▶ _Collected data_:
◇ ◇ ◇

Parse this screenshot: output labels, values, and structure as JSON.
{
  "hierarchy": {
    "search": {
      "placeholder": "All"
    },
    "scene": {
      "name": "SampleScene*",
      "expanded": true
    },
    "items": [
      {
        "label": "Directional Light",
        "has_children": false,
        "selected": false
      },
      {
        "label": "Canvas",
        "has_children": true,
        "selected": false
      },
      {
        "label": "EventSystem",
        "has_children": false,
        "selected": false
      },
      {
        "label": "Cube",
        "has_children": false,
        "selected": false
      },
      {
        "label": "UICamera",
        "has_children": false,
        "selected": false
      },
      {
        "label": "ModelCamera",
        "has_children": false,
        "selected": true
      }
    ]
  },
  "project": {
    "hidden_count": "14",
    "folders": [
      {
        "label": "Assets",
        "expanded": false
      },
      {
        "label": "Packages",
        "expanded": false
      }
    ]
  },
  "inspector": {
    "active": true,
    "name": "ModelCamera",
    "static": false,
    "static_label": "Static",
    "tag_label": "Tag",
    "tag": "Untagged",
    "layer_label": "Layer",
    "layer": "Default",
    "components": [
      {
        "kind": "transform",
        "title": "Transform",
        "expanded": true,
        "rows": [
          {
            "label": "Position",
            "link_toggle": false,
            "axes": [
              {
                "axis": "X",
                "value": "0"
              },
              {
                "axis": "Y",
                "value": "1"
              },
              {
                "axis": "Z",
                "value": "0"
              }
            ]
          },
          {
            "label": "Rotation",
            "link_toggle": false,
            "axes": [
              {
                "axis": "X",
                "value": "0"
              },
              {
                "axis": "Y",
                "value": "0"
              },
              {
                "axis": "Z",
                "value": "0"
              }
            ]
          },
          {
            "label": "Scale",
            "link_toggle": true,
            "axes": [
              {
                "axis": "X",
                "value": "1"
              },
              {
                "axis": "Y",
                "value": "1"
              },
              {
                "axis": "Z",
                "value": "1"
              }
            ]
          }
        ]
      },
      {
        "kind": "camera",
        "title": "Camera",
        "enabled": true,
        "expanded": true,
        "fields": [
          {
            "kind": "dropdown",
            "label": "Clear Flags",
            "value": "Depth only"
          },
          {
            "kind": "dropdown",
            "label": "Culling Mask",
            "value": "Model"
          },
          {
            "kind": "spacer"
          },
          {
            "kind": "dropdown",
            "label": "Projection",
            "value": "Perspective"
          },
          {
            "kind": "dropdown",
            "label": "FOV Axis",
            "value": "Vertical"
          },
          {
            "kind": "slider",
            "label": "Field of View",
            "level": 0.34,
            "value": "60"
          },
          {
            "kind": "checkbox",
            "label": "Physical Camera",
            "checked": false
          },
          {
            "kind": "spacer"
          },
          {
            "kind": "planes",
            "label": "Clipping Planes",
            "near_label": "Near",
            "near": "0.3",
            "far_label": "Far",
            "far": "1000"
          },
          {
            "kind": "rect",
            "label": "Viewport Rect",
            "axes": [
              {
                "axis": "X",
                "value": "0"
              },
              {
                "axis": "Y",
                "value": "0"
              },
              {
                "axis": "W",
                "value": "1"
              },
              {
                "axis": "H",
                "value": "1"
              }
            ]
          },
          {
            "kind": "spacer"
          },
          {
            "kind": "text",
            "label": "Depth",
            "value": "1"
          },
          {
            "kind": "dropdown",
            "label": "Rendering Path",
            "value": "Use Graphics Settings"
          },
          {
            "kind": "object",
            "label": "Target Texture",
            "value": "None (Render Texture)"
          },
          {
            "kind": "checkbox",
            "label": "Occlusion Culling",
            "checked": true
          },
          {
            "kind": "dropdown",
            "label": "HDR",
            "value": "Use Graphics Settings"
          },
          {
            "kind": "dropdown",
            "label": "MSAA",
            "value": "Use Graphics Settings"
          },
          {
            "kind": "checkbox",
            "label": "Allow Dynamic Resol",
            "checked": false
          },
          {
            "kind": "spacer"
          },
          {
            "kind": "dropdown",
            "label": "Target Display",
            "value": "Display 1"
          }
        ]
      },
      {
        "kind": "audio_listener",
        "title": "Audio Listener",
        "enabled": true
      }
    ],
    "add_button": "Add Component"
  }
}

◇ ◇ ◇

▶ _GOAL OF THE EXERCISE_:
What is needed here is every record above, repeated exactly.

▶ _RESULT_:
Parse this screenshot: output labels, values, and structure as JSON.
{
  "hierarchy": {
    "search": {
      "placeholder": "All"
    },
    "scene": {
      "name": "SampleScene*",
      "expanded": true
    },
    "items": [
      {
        "label": "Directional Light",
        "has_children": false,
        "selected": false
      },
      {
        "label": "Canvas",
        "has_children": true,
        "selected": false
      },
      {
        "label": "EventSystem",
        "has_children": false,
        "selected": false
      },
      {
        "label": "Cube",
        "has_children": false,
        "selected": false
      },
      {
        "label": "UICamera",
        "has_children": false,
        "selected": false
      },
      {
        "label": "ModelCamera",
        "has_children": false,
        "selected": true
      }
    ]
  },
  "project": {
    "hidden_count": "14",
    "folders": [
      {
        "label": "Assets",
        "expanded": false
      },
      {
        "label": "Packages",
        "expanded": false
      }
    ]
  },
  "inspector": {
    "active": true,
    "name": "ModelCamera",
    "static": false,
    "static_label": "Static",
    "tag_label": "Tag",
    "tag": "Untagged",
    "layer_label": "Layer",
    "layer": "Default",
    "components": [
      {
        "kind": "transform",
        "title": "Transform",
        "expanded": true,
        "rows": [
          {
            "label": "Position",
            "link_toggle": false,
            "axes": [
              {
                "axis": "X",
                "value": "0"
              },
              {
                "axis": "Y",
                "value": "1"
              },
              {
                "axis": "Z",
                "value": "0"
              }
            ]
          },
          {
            "label": "Rotation",
            "link_toggle": false,
            "axes": [
              {
                "axis": "X",
                "value": "0"
              },
              {
                "axis": "Y",
                "value": "0"
              },
              {
                "axis": "Z",
                "value": "0"
              }
            ]
          },
          {
            "label": "Scale",
            "link_toggle": true,
            "axes": [
              {
                "axis": "X",
                "value": "1"
              },
              {
                "axis": "Y",
                "value": "1"
              },
              {
                "axis": "Z",
                "value": "1"
              }
            ]
          }
        ]
      },
      {
        "kind": "camera",
        "title": "Camera",
        "enabled": true,
        "expanded": true,
        "fields": [
          {
            "kind": "dropdown",
            "label": "Clear Flags",
            "value": "Depth only"
          },
          {
            "kind": "dropdown",
            "label": "Culling Mask",
            "value": "Model"
          },
          {
            "kind": "spacer"
          },
          {
            "kind": "dropdown",
            "label": "Projection",
            "value": "Perspective"
          },
          {
            "kind": "dropdown",
            "label": "FOV Axis",
            "value": "Vertical"
          },
          {
            "kind": "slider",
            "label": "Field of View",
            "level": 0.34,
            "value": "60"
          },
          {
            "kind": "checkbox",
            "label": "Physical Camera",
            "checked": false
          },
          {
            "kind": "spacer"
          },
          {
            "kind": "planes",
            "label": "Clipping Planes",
            "near_label": "Near",
            "near": "0.3",
            "far_label": "Far",
            "far": "1000"
          },
          {
            "kind": "rect",
            "label": "Viewport Rect",
            "axes": [
              {
                "axis": "X",
                "value": "0"
              },
              {
                "axis": "Y",
                "value": "0"
              },
              {
                "axis": "W",
                "value": "1"
              },
              {
                "axis": "H",
                "value": "1"
              }
            ]
          },
          {
            "kind": "spacer"
          },
          {
            "kind": "text",
            "label": "Depth",
            "value": "1"
          },
          {
            "kind": "dropdown",
            "label": "Rendering Path",
            "value": "Use Graphics Settings"
          },
          {
            "kind": "object",
            "label": "Target Texture",
            "value": "None (Render Texture)"
          },
          {
            "kind": "checkbox",
            "label": "Occlusion Culling",
            "checked": true
          },
          {
            "kind": "dropdown",
            "label": "HDR",
            "value": "Use Graphics Settings"
          },
          {
            "kind": "dropdown",
            "label": "MSAA",
            "value": "Use Graphics Settings"
          },
          {
            "kind": "checkbox",
            "label": "Allow Dynamic Resol",
            "checked": false
          },
          {
            "kind": "spacer"
          },
          {
            "kind": "dropdown",
            "label": "Target Display",
            "value": "Display 1"
          }
        ]
      },
      {
        "kind": "audio_listener",
        "title": "Audio Listener",
        "enabled": true
      }
    ],
    "add_button": "Add Component"
  }
}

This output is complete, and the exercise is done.